"Is it normal that friends with kids, once they have kids, become harder to feel connected to? ... I don't know how to relate to their primary focus, and it's so much harder to find time to just get together. It's even harder to say, "Hey, it'd be great if we could get together without your kids," just so that we're not being interrupted every few minutes by a needy child. I love their kids, but don't want those to be the only get-togethers we have."
Carolyn Hax runs through the usual suspects: are you being judgy (your parent-friends are gonna notice). Are you being helpful (like, are you just another person demanding their attention or do you really help out with the kids). She quotes from an online discussion where someone suggest bringing ingredients to cook dinner after the kids go to bed.
I have a few things to add to this.

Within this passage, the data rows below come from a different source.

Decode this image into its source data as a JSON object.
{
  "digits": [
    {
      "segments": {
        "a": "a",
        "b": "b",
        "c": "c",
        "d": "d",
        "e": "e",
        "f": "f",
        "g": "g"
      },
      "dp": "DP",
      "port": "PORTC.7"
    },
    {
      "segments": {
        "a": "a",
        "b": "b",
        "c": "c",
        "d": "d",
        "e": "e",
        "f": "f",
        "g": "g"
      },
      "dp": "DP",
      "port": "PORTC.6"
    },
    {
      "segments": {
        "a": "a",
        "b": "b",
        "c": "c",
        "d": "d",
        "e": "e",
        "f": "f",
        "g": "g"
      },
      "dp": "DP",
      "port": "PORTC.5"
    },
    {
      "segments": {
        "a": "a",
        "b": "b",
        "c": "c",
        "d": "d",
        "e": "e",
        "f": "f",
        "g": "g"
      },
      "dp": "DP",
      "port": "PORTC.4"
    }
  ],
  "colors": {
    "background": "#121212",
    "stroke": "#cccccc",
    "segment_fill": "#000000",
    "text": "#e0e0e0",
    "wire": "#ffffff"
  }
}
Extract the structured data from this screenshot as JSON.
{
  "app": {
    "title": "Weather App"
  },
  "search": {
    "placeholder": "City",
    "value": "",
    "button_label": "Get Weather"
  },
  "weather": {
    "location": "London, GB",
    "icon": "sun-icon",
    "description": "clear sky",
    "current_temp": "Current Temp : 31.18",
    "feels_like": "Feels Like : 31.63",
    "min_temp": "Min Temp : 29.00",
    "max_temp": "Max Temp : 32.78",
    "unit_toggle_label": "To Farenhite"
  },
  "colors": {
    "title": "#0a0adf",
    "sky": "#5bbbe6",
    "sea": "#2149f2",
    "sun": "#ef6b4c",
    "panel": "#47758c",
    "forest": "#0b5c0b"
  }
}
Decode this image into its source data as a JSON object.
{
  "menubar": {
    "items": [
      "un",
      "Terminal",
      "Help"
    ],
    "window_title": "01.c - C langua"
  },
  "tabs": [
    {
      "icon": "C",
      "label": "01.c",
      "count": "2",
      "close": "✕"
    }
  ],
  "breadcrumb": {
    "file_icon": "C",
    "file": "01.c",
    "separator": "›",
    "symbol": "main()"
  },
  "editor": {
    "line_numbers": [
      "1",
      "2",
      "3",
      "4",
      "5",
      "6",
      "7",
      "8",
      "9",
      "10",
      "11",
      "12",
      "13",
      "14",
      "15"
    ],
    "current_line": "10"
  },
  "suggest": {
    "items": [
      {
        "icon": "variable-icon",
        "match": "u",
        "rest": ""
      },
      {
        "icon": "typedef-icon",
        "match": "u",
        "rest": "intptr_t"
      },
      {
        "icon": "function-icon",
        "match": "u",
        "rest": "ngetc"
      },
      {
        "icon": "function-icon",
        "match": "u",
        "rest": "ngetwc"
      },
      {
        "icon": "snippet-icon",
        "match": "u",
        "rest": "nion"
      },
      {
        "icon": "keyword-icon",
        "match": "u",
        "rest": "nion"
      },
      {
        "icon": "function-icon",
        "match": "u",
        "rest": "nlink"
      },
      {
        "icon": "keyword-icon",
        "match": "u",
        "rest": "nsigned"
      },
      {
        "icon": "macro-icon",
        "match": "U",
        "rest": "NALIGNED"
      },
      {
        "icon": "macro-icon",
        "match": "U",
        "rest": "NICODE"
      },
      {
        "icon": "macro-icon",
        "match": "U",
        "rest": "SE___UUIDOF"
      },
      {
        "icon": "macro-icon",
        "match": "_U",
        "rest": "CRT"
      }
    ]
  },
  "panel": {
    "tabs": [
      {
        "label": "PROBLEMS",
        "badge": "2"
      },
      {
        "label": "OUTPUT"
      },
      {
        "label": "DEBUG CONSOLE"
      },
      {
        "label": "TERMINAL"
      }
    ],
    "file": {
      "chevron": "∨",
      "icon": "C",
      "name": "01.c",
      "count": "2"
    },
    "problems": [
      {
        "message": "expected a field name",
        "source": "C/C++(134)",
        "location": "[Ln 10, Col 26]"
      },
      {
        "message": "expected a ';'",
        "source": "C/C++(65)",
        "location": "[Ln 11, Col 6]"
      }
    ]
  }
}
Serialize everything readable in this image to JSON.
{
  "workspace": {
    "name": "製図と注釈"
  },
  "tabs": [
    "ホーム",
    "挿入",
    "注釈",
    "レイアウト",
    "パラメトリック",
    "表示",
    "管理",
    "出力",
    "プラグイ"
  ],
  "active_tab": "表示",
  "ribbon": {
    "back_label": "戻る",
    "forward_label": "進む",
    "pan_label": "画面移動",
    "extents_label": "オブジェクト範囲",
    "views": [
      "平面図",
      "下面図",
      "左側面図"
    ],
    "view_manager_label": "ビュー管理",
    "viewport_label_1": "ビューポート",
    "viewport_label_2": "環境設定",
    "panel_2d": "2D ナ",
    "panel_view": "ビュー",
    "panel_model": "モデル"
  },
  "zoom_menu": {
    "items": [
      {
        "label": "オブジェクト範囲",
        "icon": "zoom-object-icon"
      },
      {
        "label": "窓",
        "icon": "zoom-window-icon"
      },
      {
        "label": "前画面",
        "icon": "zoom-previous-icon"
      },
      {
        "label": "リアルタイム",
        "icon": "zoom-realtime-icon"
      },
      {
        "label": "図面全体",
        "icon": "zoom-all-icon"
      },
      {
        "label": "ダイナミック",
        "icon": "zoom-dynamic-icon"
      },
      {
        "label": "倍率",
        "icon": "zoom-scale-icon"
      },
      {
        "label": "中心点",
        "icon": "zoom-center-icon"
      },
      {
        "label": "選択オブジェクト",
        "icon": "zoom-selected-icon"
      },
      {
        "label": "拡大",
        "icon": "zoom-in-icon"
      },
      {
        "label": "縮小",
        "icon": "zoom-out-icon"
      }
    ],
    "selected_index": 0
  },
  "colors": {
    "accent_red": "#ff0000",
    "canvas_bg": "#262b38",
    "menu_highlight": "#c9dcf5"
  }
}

The vast majority of my friends-who-have-kids had their kids before I had mine (I'm a late bloomer; okay, fine, I just never really grew up), so I was actually in this position for quite a while. I did, actually spend some time with a friend when her kids weren't around, but that was maybe a third of the time we hung out. The rest of the time, one or more kids was present. And she had, comparatively speaking, a ton of help: her mom was available, she had amazing sitters, etc.
I also spent time with a friend more or less exclusively as part of the whole family group. I spent a bunch of time babysitting both her kids (like, full time for a week or so at one point because of job stuff). And I still got canceled on because of kid issues. They couldn't afford a sitter. I was always wishing I had more time alone with her (we walked and swim together on and off as exercise buddies), but I never had trouble connecting across that kid boundary. I love those kids. They're like my other niece and nephew.
I also have a walking partner who does not have kids. She likes to think of herself as an auntie to my kids, and she buys them small presents when she travels or for Christmas and various other occasions. In practice, however, kids drive her binky bonkers. And that's okay, too. She's the best walking partner ever: 100% reliable and endlessly forgiving of my schedule.
On the one hand, I recognize needing to have things explained to one (I need to have a lot of stuff explained to me. Repeatedly. At volume. Despite my arguments that that doesn't make any sense at all). On the other hand, I am not sure I have ever met anyone who talked about the difficulty of relating to people who had kids (while being childless themselves) who was not, in general, a completely self-centered pain in the ass.
And I thought that _before_ I had kids. It was one of the reasons I made a point of figuring out how to maintain friendships after my friends had kids. I didn't want to be That Person, and at the time, I was by no means certain I would ever have kids of my own.
Don't be That Person. If you're thinking, gosh, my friend just doesn't have time for me since she had kids! you might want to engage in a little perspective taking. What would you have thought of that sentiment if you heard it from one of your own parents' friends. When you were in diapers, or an anxious 8 year old, or a constantly in trouble teen. I'm pretty sure you wouldn't have liked that adult much at all.